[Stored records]
▼▼▼
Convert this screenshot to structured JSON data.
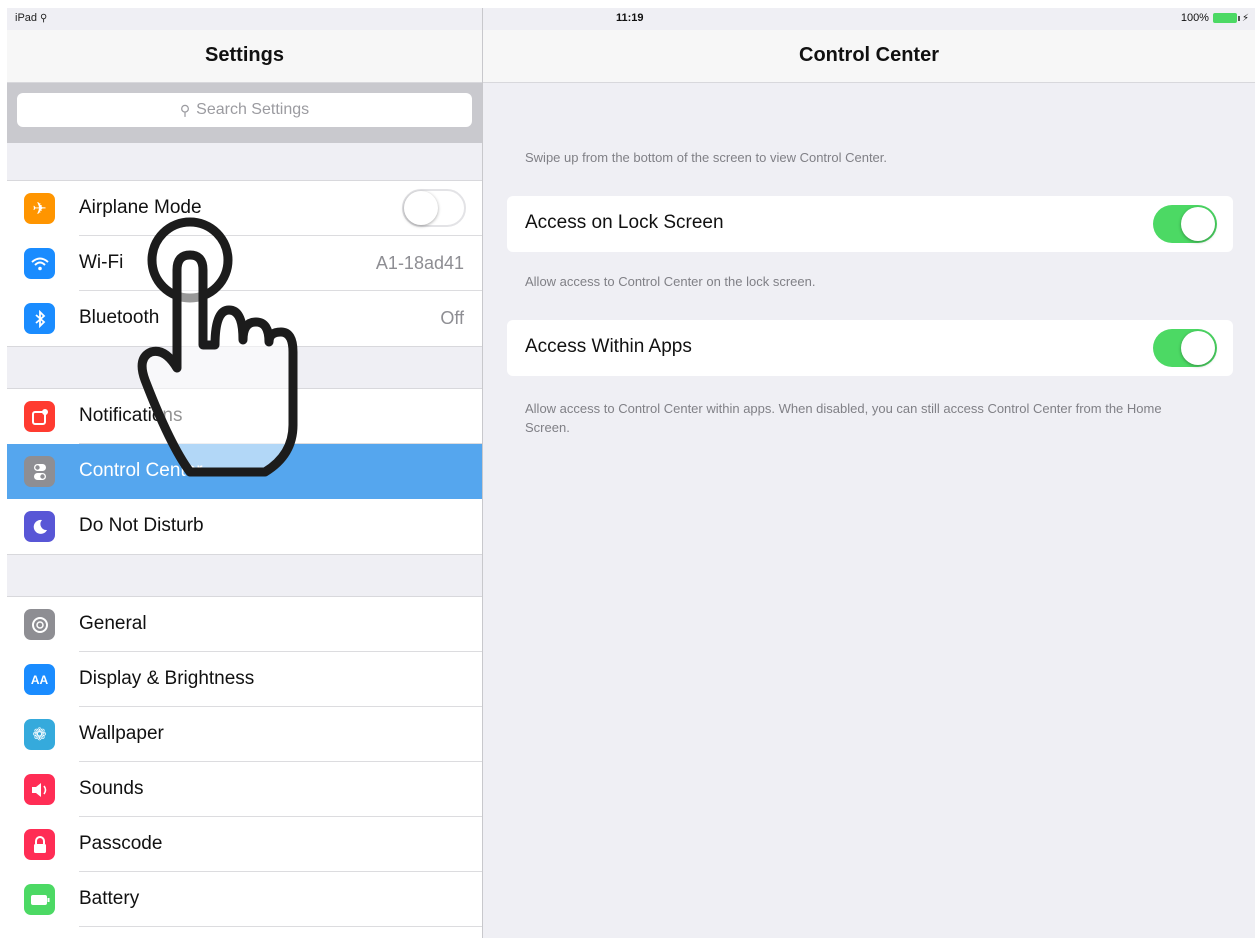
{
  "status_bar": {
    "device": "iPad",
    "time": "11:19",
    "battery": "100%"
  },
  "sidebar": {
    "title": "Settings",
    "search_placeholder": "Search Settings",
    "group1": [
      {
        "label": "Airplane Mode",
        "icon": "airplane-icon",
        "color": "#ff9500",
        "toggle": "off"
      },
      {
        "label": "Wi-Fi",
        "icon": "wifi-icon",
        "color": "#1a8cff",
        "value": "A1-18ad41"
      },
      {
        "label": "Bluetooth",
        "icon": "bluetooth-icon",
        "color": "#1a8cff",
        "value": "Off"
      }
    ],
    "group2": [
      {
        "label": "Notifications",
        "icon": "notifications-icon",
        "color": "#ff3b30"
      },
      {
        "label": "Control Center",
        "icon": "control-center-icon",
        "color": "#8e8e93",
        "selected": true
      },
      {
        "label": "Do Not Disturb",
        "icon": "moon-icon",
        "color": "#5856d6"
      }
    ],
    "group3": [
      {
        "label": "General",
        "icon": "gear-icon",
        "color": "#8e8e93"
      },
      {
        "label": "Display & Brightness",
        "icon": "display-icon",
        "color": "#1a8cff",
        "glyph": "AA"
      },
      {
        "label": "Wallpaper",
        "icon": "wallpaper-icon",
        "color": "#35aadc"
      },
      {
        "label": "Sounds",
        "icon": "speaker-icon",
        "color": "#ff2d55"
      },
      {
        "label": "Passcode",
        "icon": "lock-icon",
        "color": "#ff2d55"
      },
      {
        "label": "Battery",
        "icon": "battery-icon",
        "color": "#4cd964"
      }
    ]
  },
  "detail": {
    "title": "Control Center",
    "intro": "Swipe up from the bottom of the screen to view Control Center.",
    "rows": [
      {
        "label": "Access on Lock Screen",
        "toggle": "on",
        "footer": "Allow access to Control Center on the lock screen."
      },
      {
        "label": "Access Within Apps",
        "toggle": "on",
        "footer": "Allow access to Control Center within apps. When disabled, you can still access Control Center from the Home Screen."
      }
    ]
  },
  "colors": {
    "selected_row": "#55a6ee",
    "toggle_on": "#4cd964",
    "accent": "#1a8cff"
  }
}
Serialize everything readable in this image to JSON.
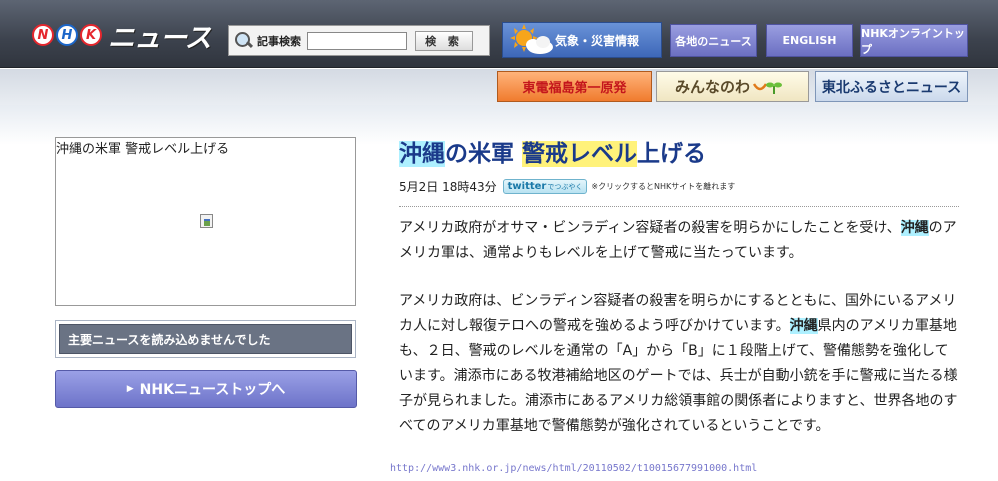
{
  "header": {
    "logo_letters": [
      "N",
      "H",
      "K"
    ],
    "logo_text": "ニュース",
    "search": {
      "label": "記事検索",
      "placeholder": "",
      "button_label": "検 索"
    },
    "weather_label": "気象・災害情報",
    "nav": [
      {
        "label": "各地のニュース"
      },
      {
        "label": "ENGLISH"
      },
      {
        "label": "NHKオンライントップ"
      }
    ]
  },
  "banners": {
    "fukushima": "東電福島第一原発",
    "minna_pre": "みんなのわ",
    "tohoku": "東北ふるさとニュース"
  },
  "left": {
    "image_alt_title": "沖縄の米軍 警戒レベル上げる",
    "main_news_error": "主要ニュースを読み込めませんでした",
    "top_link": "NHKニューストップへ"
  },
  "article": {
    "headline_parts": [
      "沖縄",
      "の米軍 ",
      "警戒レベル",
      "上げる"
    ],
    "date": "5月2日 18時43分",
    "twitter_main": "twitter",
    "twitter_sub": "でつぶやく",
    "twitter_note": "※クリックするとNHKサイトを離れます",
    "lead_pre": "アメリカ政府がオサマ・ビンラディン容疑者の殺害を明らかにしたことを受け、",
    "lead_kw": "沖縄",
    "lead_post": "のアメリカ軍は、通常よりもレベルを上げて警戒に当たっています。",
    "body_pre": "アメリカ政府は、ビンラディン容疑者の殺害を明らかにするとともに、国外にいるアメリカ人に対し報復テロへの警戒を強めるよう呼びかけています。",
    "body_kw": "沖縄",
    "body_post": "県内のアメリカ軍基地も、２日、警戒のレベルを通常の「A」から「B」に１段階上げて、警備態勢を強化しています。浦添市にある牧港補給地区のゲートでは、兵士が自動小銃を手に警戒に当たる様子が見られました。浦添市にあるアメリカ総領事館の関係者によりますと、世界各地のすべてのアメリカ軍基地で警備態勢が強化されているということです。"
  },
  "footer_url": "http://www3.nhk.or.jp/news/html/20110502/t10015677991000.html",
  "colors": {
    "header_bg": "#3c424d",
    "headline": "#1a3a8a",
    "highlight_cyan": "#aef0ff",
    "highlight_yellow": "#fff27a",
    "nav_purple": "#6b6fc2"
  }
}
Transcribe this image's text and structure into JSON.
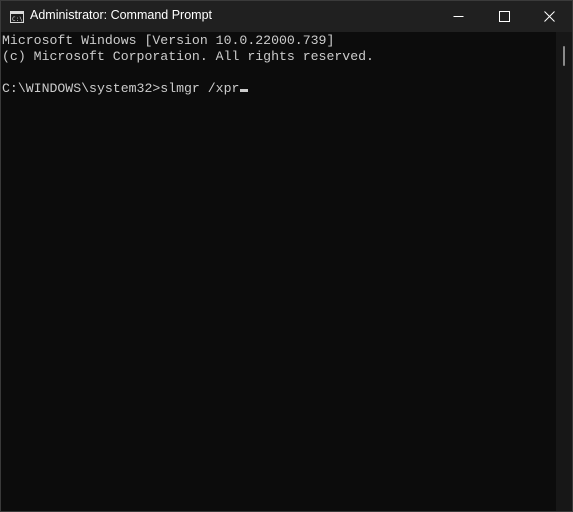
{
  "window": {
    "title": "Administrator: Command Prompt"
  },
  "icons": {
    "app": "command-prompt-icon",
    "minimize": "minimize-icon",
    "maximize": "maximize-icon",
    "close": "close-icon"
  },
  "console": {
    "lines": [
      "Microsoft Windows [Version 10.0.22000.739]",
      "(c) Microsoft Corporation. All rights reserved.",
      "",
      "C:\\WINDOWS\\system32>slmgr /xpr"
    ]
  },
  "colors": {
    "background": "#0c0c0c",
    "titlebar": "#202020",
    "text": "#cccccc"
  }
}
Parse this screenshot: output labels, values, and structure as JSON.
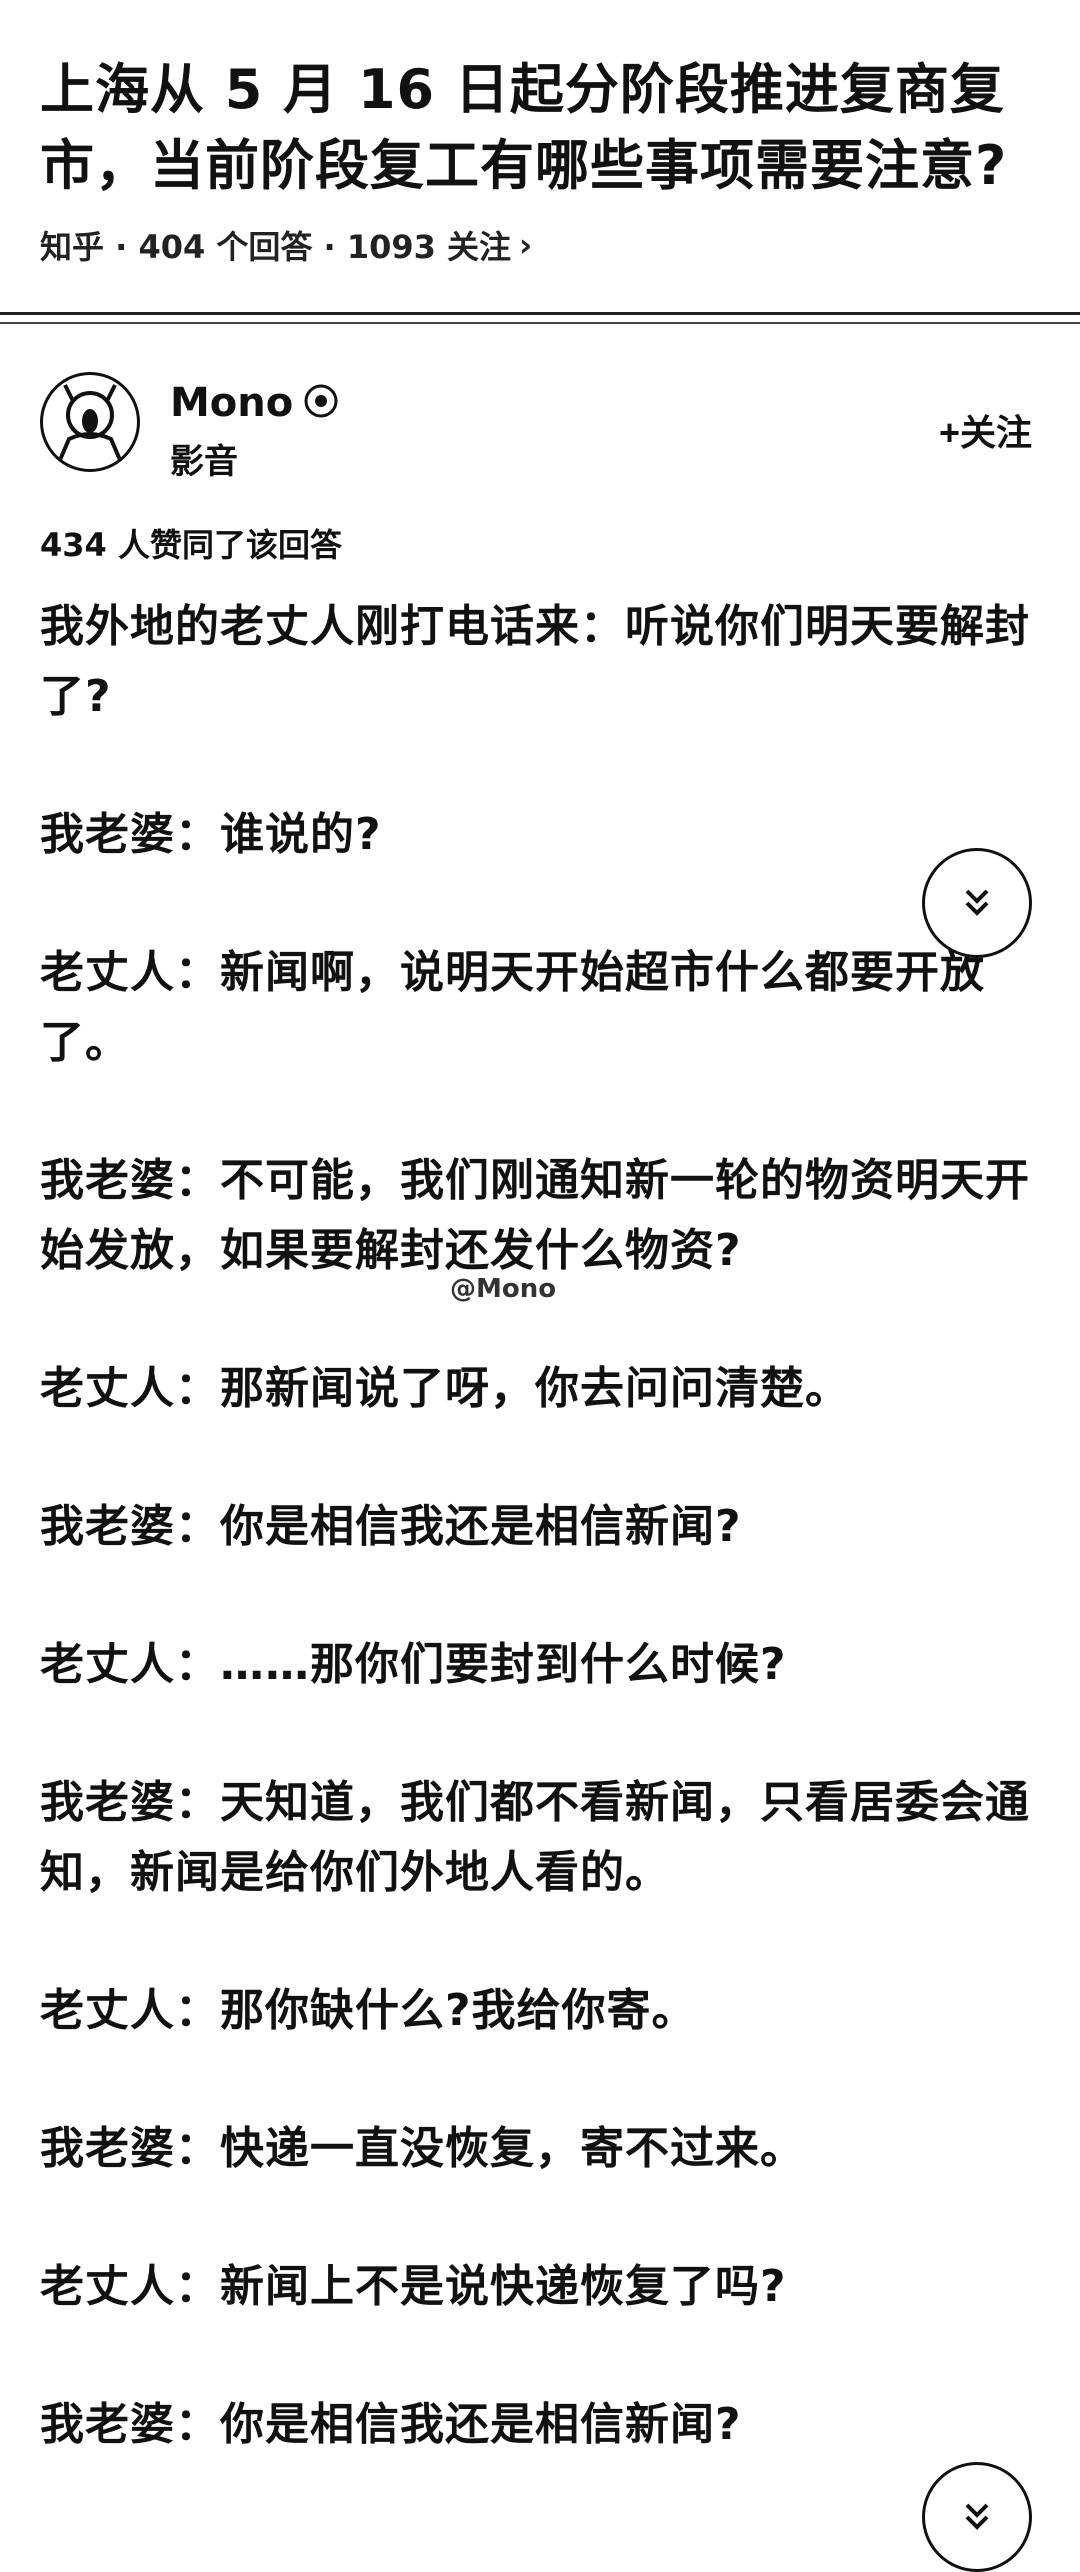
{
  "question": {
    "title": "上海从 5 月 16 日起分阶段推进复商复市，当前阶段复工有哪些事项需要注意?",
    "meta": "知乎 · 404 个回答 · 1093 关注",
    "meta_arrow": "›"
  },
  "author": {
    "name": "Mono",
    "description": "影音",
    "follow_label": "+关注"
  },
  "likes": "434 人赞同了该回答",
  "watermark": "@Mono",
  "content": [
    "我外地的老丈人刚打电话来：听说你们明天要解封了?",
    "我老婆：谁说的?",
    "老丈人：新闻啊，说明天开始超市什么都要开放了。",
    "我老婆：不可能，我们刚通知新一轮的物资明天开始发放，如果要解封还发什么物资?",
    "老丈人：那新闻说了呀，你去问问清楚。",
    "我老婆：你是相信我还是相信新闻?",
    "老丈人：……那你们要封到什么时候?",
    "我老婆：天知道，我们都不看新闻，只看居委会通知，新闻是给你们外地人看的。",
    "老丈人：那你缺什么?我给你寄。",
    "我老婆：快递一直没恢复，寄不过来。",
    "老丈人：新闻上不是说快递恢复了吗?",
    "我老婆：你是相信我还是相信新闻?"
  ],
  "icons": {
    "avatar": "avatar-icon",
    "badge": "verified-badge-icon",
    "scroll": "double-chevron-down-icon"
  }
}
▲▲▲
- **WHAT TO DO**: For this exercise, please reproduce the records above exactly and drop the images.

- **SOLVED EXERCISE**:
Convert this screenshot to structured JSON data.
{
  "status_bar": {
    "device": "iPad",
    "time": "11:19",
    "battery": "100%"
  },
  "sidebar": {
    "title": "Settings",
    "search_placeholder": "Search Settings",
    "group1": [
      {
        "label": "Airplane Mode",
        "icon": "airplane-icon",
        "color": "#ff9500",
        "toggle": "off"
      },
      {
        "label": "Wi-Fi",
        "icon": "wifi-icon",
        "color": "#1a8cff",
        "value": "A1-18ad41"
      },
      {
        "label": "Bluetooth",
        "icon": "bluetooth-icon",
        "color": "#1a8cff",
        "value": "Off"
      }
    ],
    "group2": [
      {
        "label": "Notifications",
        "icon": "notifications-icon",
        "color": "#ff3b30"
      },
      {
        "label": "Control Center",
        "icon": "control-center-icon",
        "color": "#8e8e93",
        "selected": true
      },
      {
        "label": "Do Not Disturb",
        "icon": "moon-icon",
        "color": "#5856d6"
      }
    ],
    "group3": [
      {
        "label": "General",
        "icon": "gear-icon",
        "color": "#8e8e93"
      },
      {
        "label": "Display & Brightness",
        "icon": "display-icon",
        "color": "#1a8cff",
        "glyph": "AA"
      },
      {
        "label": "Wallpaper",
        "icon": "wallpaper-icon",
        "color": "#35aadc"
      },
      {
        "label": "Sounds",
        "icon": "speaker-icon",
        "color": "#ff2d55"
      },
      {
        "label": "Passcode",
        "icon": "lock-icon",
        "color": "#ff2d55"
      },
      {
        "label": "Battery",
        "icon": "battery-icon",
        "color": "#4cd964"
      }
    ]
  },
  "detail": {
    "title": "Control Center",
    "intro": "Swipe up from the bottom of the screen to view Control Center.",
    "rows": [
      {
        "label": "Access on Lock Screen",
        "toggle": "on",
        "footer": "Allow access to Control Center on the lock screen."
      },
      {
        "label": "Access Within Apps",
        "toggle": "on",
        "footer": "Allow access to Control Center within apps. When disabled, you can still access Control Center from the Home Screen."
      }
    ]
  },
  "colors": {
    "selected_row": "#55a6ee",
    "toggle_on": "#4cd964",
    "accent": "#1a8cff"
  }
}
Serialize everything readable in this image to JSON.
{
  "header": {
    "logo_letters": [
      "N",
      "H",
      "K"
    ],
    "logo_text": "ニュース",
    "search": {
      "label": "記事検索",
      "placeholder": "",
      "button_label": "検 索"
    },
    "weather_label": "気象・災害情報",
    "nav": [
      {
        "label": "各地のニュース"
      },
      {
        "label": "ENGLISH"
      },
      {
        "label": "NHKオンライントップ"
      }
    ]
  },
  "banners": {
    "fukushima": "東電福島第一原発",
    "minna_pre": "みんなのわ",
    "tohoku": "東北ふるさとニュース"
  },
  "left": {
    "image_alt_title": "沖縄の米軍 警戒レベル上げる",
    "main_news_error": "主要ニュースを読み込めませんでした",
    "top_link": "NHKニューストップへ"
  },
  "article": {
    "headline_parts": [
      "沖縄",
      "の米軍 ",
      "警戒レベル",
      "上げる"
    ],
    "date": "5月2日 18時43分",
    "twitter_main": "twitter",
    "twitter_sub": "でつぶやく",
    "twitter_note": "※クリックするとNHKサイトを離れます",
    "lead_pre": "アメリカ政府がオサマ・ビンラディン容疑者の殺害を明らかにしたことを受け、",
    "lead_kw": "沖縄",
    "lead_post": "のアメリカ軍は、通常よりもレベルを上げて警戒に当たっています。",
    "body_pre": "アメリカ政府は、ビンラディン容疑者の殺害を明らかにするとともに、国外にいるアメリカ人に対し報復テロへの警戒を強めるよう呼びかけています。",
    "body_kw": "沖縄",
    "body_post": "県内のアメリカ軍基地も、２日、警戒のレベルを通常の「A」から「B」に１段階上げて、警備態勢を強化しています。浦添市にある牧港補給地区のゲートでは、兵士が自動小銃を手に警戒に当たる様子が見られました。浦添市にあるアメリカ総領事館の関係者によりますと、世界各地のすべてのアメリカ軍基地で警備態勢が強化されているということです。"
  },
  "footer_url": "http://www3.nhk.or.jp/news/html/20110502/t10015677991000.html",
  "colors": {
    "header_bg": "#3c424d",
    "headline": "#1a3a8a",
    "highlight_cyan": "#aef0ff",
    "highlight_yellow": "#fff27a",
    "nav_purple": "#6b6fc2"
  }
}
Transcribe this image's text and structure into JSON.
{
  "window": {
    "title": "Administrator: Command Prompt"
  },
  "icons": {
    "app": "command-prompt-icon",
    "minimize": "minimize-icon",
    "maximize": "maximize-icon",
    "close": "close-icon"
  },
  "console": {
    "lines": [
      "Microsoft Windows [Version 10.0.22000.739]",
      "(c) Microsoft Corporation. All rights reserved.",
      "",
      "C:\\WINDOWS\\system32>slmgr /xpr"
    ]
  },
  "colors": {
    "background": "#0c0c0c",
    "titlebar": "#202020",
    "text": "#cccccc"
  }
}
Parse this screenshot: output labels, values, and structure as JSON.
{
  "question": {
    "title": "上海从 5 月 16 日起分阶段推进复商复市，当前阶段复工有哪些事项需要注意?",
    "meta": "知乎 · 404 个回答 · 1093 关注",
    "meta_arrow": "›"
  },
  "author": {
    "name": "Mono",
    "description": "影音",
    "follow_label": "+关注"
  },
  "likes": "434 人赞同了该回答",
  "watermark": "@Mono",
  "content": [
    "我外地的老丈人刚打电话来：听说你们明天要解封了?",
    "我老婆：谁说的?",
    "老丈人：新闻啊，说明天开始超市什么都要开放了。",
    "我老婆：不可能，我们刚通知新一轮的物资明天开始发放，如果要解封还发什么物资?",
    "老丈人：那新闻说了呀，你去问问清楚。",
    "我老婆：你是相信我还是相信新闻?",
    "老丈人：……那你们要封到什么时候?",
    "我老婆：天知道，我们都不看新闻，只看居委会通知，新闻是给你们外地人看的。",
    "老丈人：那你缺什么?我给你寄。",
    "我老婆：快递一直没恢复，寄不过来。",
    "老丈人：新闻上不是说快递恢复了吗?",
    "我老婆：你是相信我还是相信新闻?"
  ],
  "icons": {
    "avatar": "avatar-icon",
    "badge": "verified-badge-icon",
    "scroll": "double-chevron-down-icon"
  }
}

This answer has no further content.